100 Rifles (1969) 720p YIFY Movie
100 Rifles (1969)
In 19th century Mexico a native revolutionary,Yaqui Joe,robs a bank to buy arms for his oppressed people but he finds himself wanted by American lawmen and the Mexican Army.
IMDB: 5.96 Likes
The Synopsis for 100 Rifles (1969) 720p
Reynolds plays Yaqui Joe, an Indian who robs a bank in order to buy guns for his people who are being savagely repressed by the government. Set in turn of the century Mexico, it tells the story of his flight into Mexico and his pursuit by an American lawman. They eventually become allies and team up with Welch to take up the cause of the Indians.
The Director and Players for 100 Rifles (1969) 720p
The Reviews for 100 Rifles (1969) 720p
Very Enjoyable US SpaghettiReviewed byMacholicVote: 7/10
100 Rifles is directed by Tom Gries and Gries adapts to screenplay with Clair Huffaker from Robert MacLeod's novel The Californio. It stars Burt Reynolds, Jim Brown, Raquel Welch, Fernando Lamas and Dan O'Herlihy. Music is by Jerry Goldsmith and cinematography by Cecilio Paniagua.
Arizona lawman Lydecker (Brown) travels into Mexico to arrest bank robber Yaqui Joe Herrera (Reynolds), and lands in the middle of a war between the Yaquis and the Mexican army.
A good blood pumping Oater feasting on Spaghetti leanings, 100 Rifles boasts star appeal coupled with exciting genre staples. Filmed in Almeria in Spain, pic doesn't lack for smooth on the eyes locations either. The dialogue is a mixture of cheese and the philosophical, but it sits well in the production. It's strong on violence, with a number of action sequences very well constructed, while it has a cheeky glint in its eye and for sure is sexy into the bargain. OK, so the cast aren't exactly pulling up any trees, but they are fun to watch as we take in weasel villains and lovable rogues.
Good time to be had here. 7/10
What makes a film crew, living a stones-throw away from the real Mexico, book a flight all the way to Spain to film a movie about the Mexican revolution? I don't know, but they sure had a lot of fun, especially Burt Reynolds and Fernando Lamas, who's half-breed redneck and bloodthirsty general characters are way more interesting than those of top-billed Jim Brown and Raquel Welch. In fact, it's easy to see here why Burt seemed to rule the big screen in the nineteen-seventies.

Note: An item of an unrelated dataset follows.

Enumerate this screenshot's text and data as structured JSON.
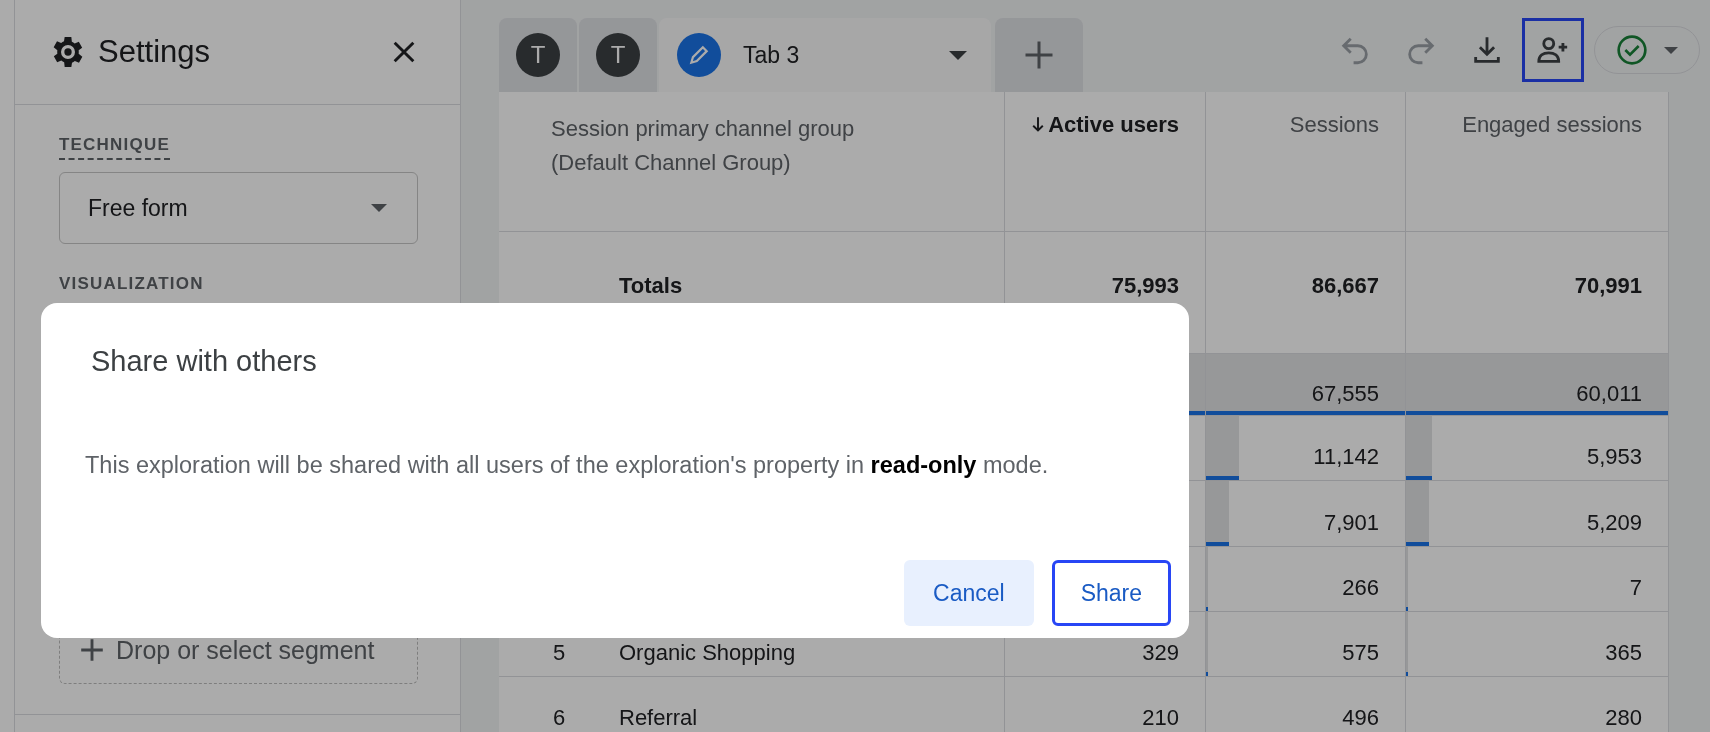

The violence is potent and the pace is breezy enough for the most part. The only real drawback is the sense of deja-vu that hangs over the proceedings. I mean, we've been down this revolutionary road a lot, in about a million other movies, with varying degrees of success.
One point of interest for some is the appearance of tragic Spanish starlet Soledad Miranda, who appears in her only non-dubbed English-speaking role as Burt's gloriously unclothed bedmate. She really should have been in the rest of the movie!